Casebound in Holliston Sailcloth with foil stamping on the front and the spine, printed in two colours on Strathmore Grandee, composed in VIP Trump Medieval, in an edition of 200, of which this is #93.
H316 x W230 x D15 mm. Acquired from Atticus Books, 9 January 2020.
In 1980, Alphacollage received a certificate of merit from the Art Directors’ Club of New York. Its publishers (Tim and Elke Inkster of The Porcupine’s Quill) were invited to New York to accept the award. The tale of that event (as told by Tim Inkster) along with an introduction to Zeller and his work is as amusing (if not as surreal) as Alphacollage itself.
In his preface to the work, Zeller calls the inspiring vision that inspired Alphacollage an “alphabestiary [that] surrounds me”. In it, he sees
a unique alphabet in which the flute and the letter F prolong into an unending melody, … Botanical remnants, electrical apparati or bones, tools from catalogues or exotic customs are coupled with animals till they take on all the shapes of the metamorphosis and clamour for their place here, like beasts in heat.
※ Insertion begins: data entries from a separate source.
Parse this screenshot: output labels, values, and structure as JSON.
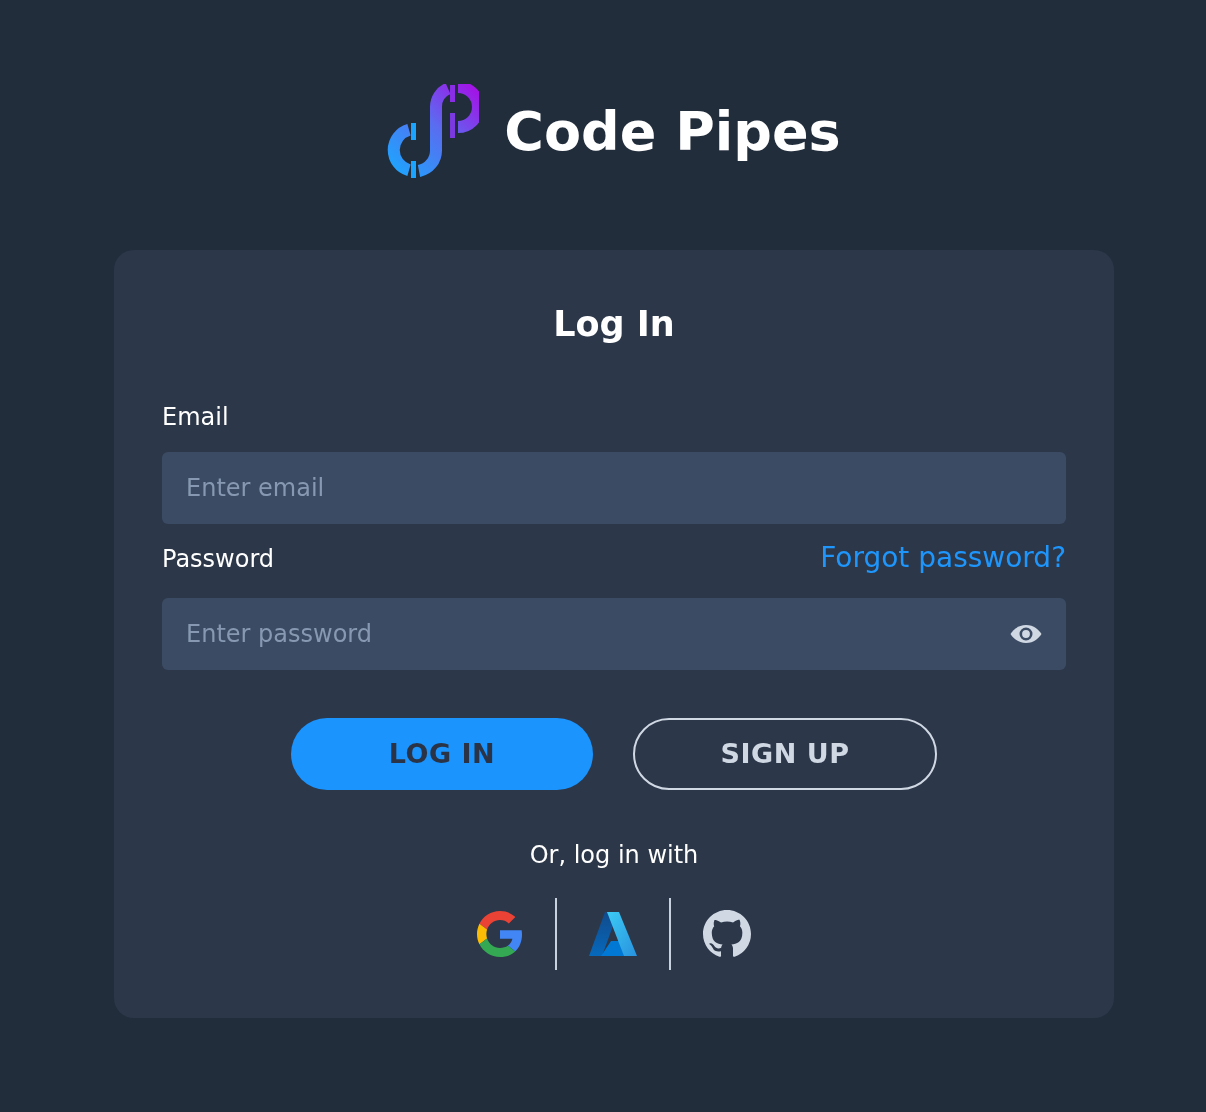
{
  "logo": {
    "name": "Code Pipes"
  },
  "form": {
    "title": "Log In",
    "fields": [
      {
        "kind": "email",
        "label": "Email",
        "placeholder": "Enter email"
      },
      {
        "kind": "password",
        "label": "Password",
        "placeholder": "Enter password",
        "link": "Forgot password?"
      }
    ],
    "buttons": [
      {
        "kind": "primary",
        "label": "LOG IN"
      },
      {
        "kind": "outline",
        "label": "SIGN UP"
      }
    ],
    "social": {
      "caption": "Or, log in with",
      "providers": [
        {
          "kind": "google"
        },
        {
          "kind": "azure"
        },
        {
          "kind": "github"
        }
      ]
    }
  }
}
Ludwig Zeller, “Cutting Letters Out Means …”
Born in the desert of Atacama in the north of Chile, Zeller had an alphabet of 27 characters, including Ñ. Even this and Zeller’s lack of any English were not the chief challenge that the Inksters faced.
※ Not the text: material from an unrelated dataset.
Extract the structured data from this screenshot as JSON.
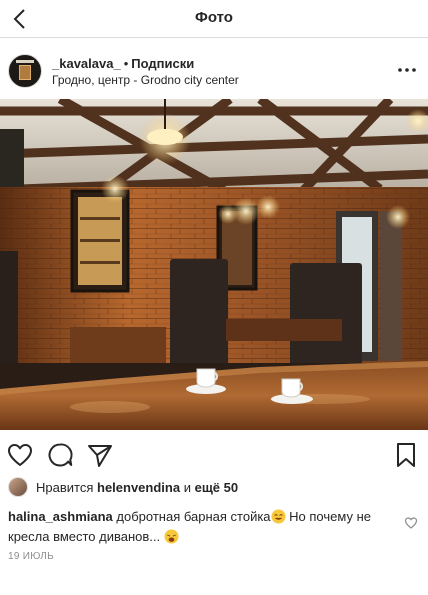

The main production difficulty encountered with the book was that some of Zeller’s raw material, his collection of nineteenth-century steel engravings, had been printed on coated stock, while others were originally printed on matte paper which had yellowed with age. The challenge (with the encouragement of Stan Bevington of Coach House) would be to colour-separate the two, which of course, could be achieved by no known photo-mechanical process. I spent the better part of three weeks during the summer of 1979, artwork in front of me, hunched over Elke’s negatives at the light table, cutting, with an X-acto knife, elaborate and intricate rubylith overlays. Tim Inkster, “Chapter Two: Stars and Stripes“, The Porcupine’s Quill. Posted on 27 September 2010. Accessed 12 January 2020.
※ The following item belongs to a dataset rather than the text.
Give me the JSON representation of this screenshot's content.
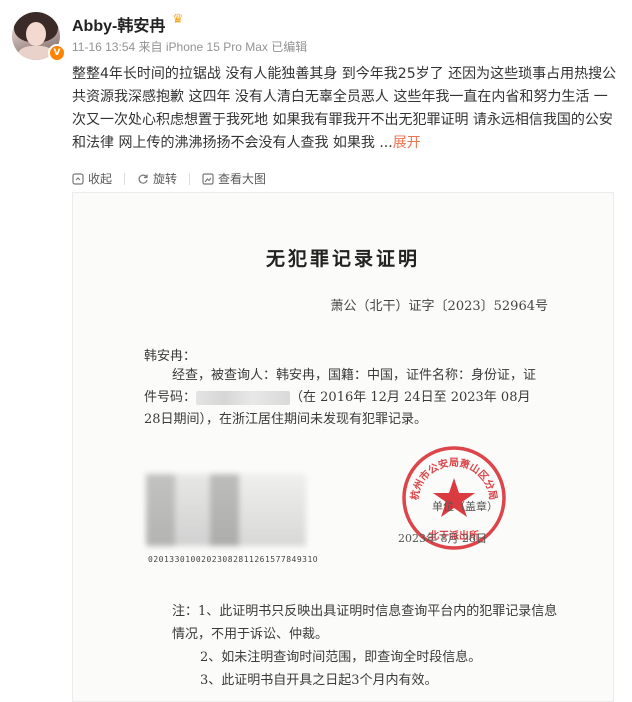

All of the images except one appear on a recto page. The sole image appearing on a verso page — in fact, the last page of the book — is the image above, which is also the first to appear in the book. Not surprising, given the penultimate sentence of Zeller’s preface: “The circular edge of these images has twenty-seven eyes to decipher the name that contains within itself all the names of the universe.” In Spanish, the word for eye is ojo.
Balakian, Anna. “The surrealist optic of Ludwig Zeller“, Review: Literature and Arts of the Americas, 1977, Volume 11, Issue 21-22, pp. 161-66. Published online, 11 May 2012. Accessed 23 March 2020.
Zeller, Beatriz. Focus on Ludwig Zeller: Poet and Artist (Oakville, Ontario, Canada: Mosaic Press, 1991).